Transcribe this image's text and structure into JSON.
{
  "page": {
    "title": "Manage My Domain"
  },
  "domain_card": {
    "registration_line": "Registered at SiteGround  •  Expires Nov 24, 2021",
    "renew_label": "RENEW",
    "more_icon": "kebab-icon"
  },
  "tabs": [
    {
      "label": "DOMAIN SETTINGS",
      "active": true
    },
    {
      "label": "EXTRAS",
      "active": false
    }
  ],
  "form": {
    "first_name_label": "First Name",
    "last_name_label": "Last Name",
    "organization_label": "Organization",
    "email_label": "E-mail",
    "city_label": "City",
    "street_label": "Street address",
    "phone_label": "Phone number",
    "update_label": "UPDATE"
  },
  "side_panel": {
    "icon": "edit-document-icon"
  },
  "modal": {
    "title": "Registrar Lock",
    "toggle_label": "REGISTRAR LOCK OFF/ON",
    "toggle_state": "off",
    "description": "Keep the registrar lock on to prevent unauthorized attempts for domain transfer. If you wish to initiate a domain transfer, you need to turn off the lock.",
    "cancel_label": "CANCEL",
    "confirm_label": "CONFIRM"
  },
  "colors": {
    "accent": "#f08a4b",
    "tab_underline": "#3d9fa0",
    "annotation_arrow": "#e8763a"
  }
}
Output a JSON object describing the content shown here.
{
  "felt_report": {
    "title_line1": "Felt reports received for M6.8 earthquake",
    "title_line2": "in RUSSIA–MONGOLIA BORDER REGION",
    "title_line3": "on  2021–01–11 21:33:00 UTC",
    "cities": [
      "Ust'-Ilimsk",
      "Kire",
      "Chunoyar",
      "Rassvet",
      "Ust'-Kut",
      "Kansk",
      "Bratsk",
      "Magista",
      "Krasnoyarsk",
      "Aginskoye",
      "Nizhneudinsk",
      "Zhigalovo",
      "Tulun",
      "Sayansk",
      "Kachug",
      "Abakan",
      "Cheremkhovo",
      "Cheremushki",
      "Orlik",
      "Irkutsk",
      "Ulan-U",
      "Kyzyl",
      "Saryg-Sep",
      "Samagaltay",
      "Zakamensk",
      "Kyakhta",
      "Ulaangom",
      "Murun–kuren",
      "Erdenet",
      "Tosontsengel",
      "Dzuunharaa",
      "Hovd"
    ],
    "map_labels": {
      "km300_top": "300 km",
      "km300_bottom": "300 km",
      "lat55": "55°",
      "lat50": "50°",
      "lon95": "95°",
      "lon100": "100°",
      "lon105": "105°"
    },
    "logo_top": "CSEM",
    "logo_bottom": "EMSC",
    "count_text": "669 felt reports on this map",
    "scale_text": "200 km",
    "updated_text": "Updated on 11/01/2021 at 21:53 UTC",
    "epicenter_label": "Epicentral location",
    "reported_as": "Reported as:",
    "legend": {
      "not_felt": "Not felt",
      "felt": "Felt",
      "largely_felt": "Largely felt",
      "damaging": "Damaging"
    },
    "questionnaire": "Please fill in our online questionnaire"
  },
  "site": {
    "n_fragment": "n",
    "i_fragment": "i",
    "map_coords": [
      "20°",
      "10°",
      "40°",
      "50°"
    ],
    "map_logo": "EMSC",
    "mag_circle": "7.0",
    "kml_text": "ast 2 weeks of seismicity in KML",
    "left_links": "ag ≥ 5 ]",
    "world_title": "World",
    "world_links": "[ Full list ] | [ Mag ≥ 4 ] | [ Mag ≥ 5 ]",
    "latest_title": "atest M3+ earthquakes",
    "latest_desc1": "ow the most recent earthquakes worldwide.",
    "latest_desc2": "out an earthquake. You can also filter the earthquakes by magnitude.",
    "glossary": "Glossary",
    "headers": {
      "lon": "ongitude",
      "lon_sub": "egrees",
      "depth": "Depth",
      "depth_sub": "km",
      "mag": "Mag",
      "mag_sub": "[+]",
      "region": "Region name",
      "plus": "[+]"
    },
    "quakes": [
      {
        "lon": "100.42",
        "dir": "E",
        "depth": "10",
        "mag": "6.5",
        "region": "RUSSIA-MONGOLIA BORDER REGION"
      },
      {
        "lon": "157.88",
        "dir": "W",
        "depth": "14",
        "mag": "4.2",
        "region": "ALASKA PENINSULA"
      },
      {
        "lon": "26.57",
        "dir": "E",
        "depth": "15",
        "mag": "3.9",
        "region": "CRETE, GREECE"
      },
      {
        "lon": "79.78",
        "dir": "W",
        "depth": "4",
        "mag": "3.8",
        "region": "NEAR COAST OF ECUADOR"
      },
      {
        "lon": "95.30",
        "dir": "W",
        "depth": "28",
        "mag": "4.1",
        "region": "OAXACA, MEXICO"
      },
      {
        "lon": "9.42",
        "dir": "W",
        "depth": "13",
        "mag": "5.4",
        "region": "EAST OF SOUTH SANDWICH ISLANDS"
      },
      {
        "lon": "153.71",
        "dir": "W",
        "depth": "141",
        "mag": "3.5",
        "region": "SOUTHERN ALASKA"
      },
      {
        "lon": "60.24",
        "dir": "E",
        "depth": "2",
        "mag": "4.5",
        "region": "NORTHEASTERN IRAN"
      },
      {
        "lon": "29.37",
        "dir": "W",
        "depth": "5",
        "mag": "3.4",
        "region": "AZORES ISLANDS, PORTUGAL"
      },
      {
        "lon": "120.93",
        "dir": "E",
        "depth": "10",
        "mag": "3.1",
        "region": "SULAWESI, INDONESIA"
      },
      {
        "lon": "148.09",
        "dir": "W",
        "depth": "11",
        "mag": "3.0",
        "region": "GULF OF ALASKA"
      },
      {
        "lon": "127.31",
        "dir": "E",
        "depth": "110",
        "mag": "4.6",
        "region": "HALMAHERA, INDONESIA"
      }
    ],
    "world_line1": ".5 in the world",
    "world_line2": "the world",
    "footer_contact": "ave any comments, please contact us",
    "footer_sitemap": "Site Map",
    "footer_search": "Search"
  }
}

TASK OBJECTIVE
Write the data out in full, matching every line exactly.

SOLVED PROBLEM
Transcribe this image's text and structure into JSON.
{
  "page": {
    "title": "Manage My Domain"
  },
  "domain_card": {
    "registration_line": "Registered at SiteGround  •  Expires Nov 24, 2021",
    "renew_label": "RENEW",
    "more_icon": "kebab-icon"
  },
  "tabs": [
    {
      "label": "DOMAIN SETTINGS",
      "active": true
    },
    {
      "label": "EXTRAS",
      "active": false
    }
  ],
  "form": {
    "first_name_label": "First Name",
    "last_name_label": "Last Name",
    "organization_label": "Organization",
    "email_label": "E-mail",
    "city_label": "City",
    "street_label": "Street address",
    "phone_label": "Phone number",
    "update_label": "UPDATE"
  },
  "side_panel": {
    "icon": "edit-document-icon"
  },
  "modal": {
    "title": "Registrar Lock",
    "toggle_label": "REGISTRAR LOCK OFF/ON",
    "toggle_state": "off",
    "description": "Keep the registrar lock on to prevent unauthorized attempts for domain transfer. If you wish to initiate a domain transfer, you need to turn off the lock.",
    "cancel_label": "CANCEL",
    "confirm_label": "CONFIRM"
  },
  "colors": {
    "accent": "#f08a4b",
    "tab_underline": "#3d9fa0",
    "annotation_arrow": "#e8763a"
  }
}
Output a JSON object describing the content shown here.
{
  "felt_report": {
    "title_line1": "Felt reports received for M6.8 earthquake",
    "title_line2": "in RUSSIA–MONGOLIA BORDER REGION",
    "title_line3": "on  2021–01–11 21:33:00 UTC",
    "cities": [
      "Ust'-Ilimsk",
      "Kire",
      "Chunoyar",
      "Rassvet",
      "Ust'-Kut",
      "Kansk",
      "Bratsk",
      "Magista",
      "Krasnoyarsk",
      "Aginskoye",
      "Nizhneudinsk",
      "Zhigalovo",
      "Tulun",
      "Sayansk",
      "Kachug",
      "Abakan",
      "Cheremkhovo",
      "Cheremushki",
      "Orlik",
      "Irkutsk",
      "Ulan-U",
      "Kyzyl",
      "Saryg-Sep",
      "Samagaltay",
      "Zakamensk",
      "Kyakhta",
      "Ulaangom",
      "Murun–kuren",
      "Erdenet",
      "Tosontsengel",
      "Dzuunharaa",
      "Hovd"
    ],
    "map_labels": {
      "km300_top": "300 km",
      "km300_bottom": "300 km",
      "lat55": "55°",
      "lat50": "50°",
      "lon95": "95°",
      "lon100": "100°",
      "lon105": "105°"
    },
    "logo_top": "CSEM",
    "logo_bottom": "EMSC",
    "count_text": "669 felt reports on this map",
    "scale_text": "200 km",
    "updated_text": "Updated on 11/01/2021 at 21:53 UTC",
    "epicenter_label": "Epicentral location",
    "reported_as": "Reported as:",
    "legend": {
      "not_felt": "Not felt",
      "felt": "Felt",
      "largely_felt": "Largely felt",
      "damaging": "Damaging"
    },
    "questionnaire": "Please fill in our online questionnaire"
  },
  "site": {
    "n_fragment": "n",
    "i_fragment": "i",
    "map_coords": [
      "20°",
      "10°",
      "40°",
      "50°"
    ],
    "map_logo": "EMSC",
    "mag_circle": "7.0",
    "kml_text": "ast 2 weeks of seismicity in KML",
    "left_links": "ag ≥ 5 ]",
    "world_title": "World",
    "world_links": "[ Full list ] | [ Mag ≥ 4 ] | [ Mag ≥ 5 ]",
    "latest_title": "atest M3+ earthquakes",
    "latest_desc1": "ow the most recent earthquakes worldwide.",
    "latest_desc2": "out an earthquake. You can also filter the earthquakes by magnitude.",
    "glossary": "Glossary",
    "headers": {
      "lon": "ongitude",
      "lon_sub": "egrees",
      "depth": "Depth",
      "depth_sub": "km",
      "mag": "Mag",
      "mag_sub": "[+]",
      "region": "Region name",
      "plus": "[+]"
    },
    "quakes": [
      {
        "lon": "100.42",
        "dir": "E",
        "depth": "10",
        "mag": "6.5",
        "region": "RUSSIA-MONGOLIA BORDER REGION"
      },
      {
        "lon": "157.88",
        "dir": "W",
        "depth": "14",
        "mag": "4.2",
        "region": "ALASKA PENINSULA"
      },
      {
        "lon": "26.57",
        "dir": "E",
        "depth": "15",
        "mag": "3.9",
        "region": "CRETE, GREECE"
      },
      {
        "lon": "79.78",
        "dir": "W",
        "depth": "4",
        "mag": "3.8",
        "region": "NEAR COAST OF ECUADOR"
      },
      {
        "lon": "95.30",
        "dir": "W",
        "depth": "28",
        "mag": "4.1",
        "region": "OAXACA, MEXICO"
      },
      {
        "lon": "9.42",
        "dir": "W",
        "depth": "13",
        "mag": "5.4",
        "region": "EAST OF SOUTH SANDWICH ISLANDS"
      },
      {
        "lon": "153.71",
        "dir": "W",
        "depth": "141",
        "mag": "3.5",
        "region": "SOUTHERN ALASKA"
      },
      {
        "lon": "60.24",
        "dir": "E",
        "depth": "2",
        "mag": "4.5",
        "region": "NORTHEASTERN IRAN"
      },
      {
        "lon": "29.37",
        "dir": "W",
        "depth": "5",
        "mag": "3.4",
        "region": "AZORES ISLANDS, PORTUGAL"
      },
      {
        "lon": "120.93",
        "dir": "E",
        "depth": "10",
        "mag": "3.1",
        "region": "SULAWESI, INDONESIA"
      },
      {
        "lon": "148.09",
        "dir": "W",
        "depth": "11",
        "mag": "3.0",
        "region": "GULF OF ALASKA"
      },
      {
        "lon": "127.31",
        "dir": "E",
        "depth": "110",
        "mag": "4.6",
        "region": "HALMAHERA, INDONESIA"
      }
    ],
    "world_line1": ".5 in the world",
    "world_line2": "the world",
    "footer_contact": "ave any comments, please contact us",
    "footer_sitemap": "Site Map",
    "footer_search": "Search"
  }
}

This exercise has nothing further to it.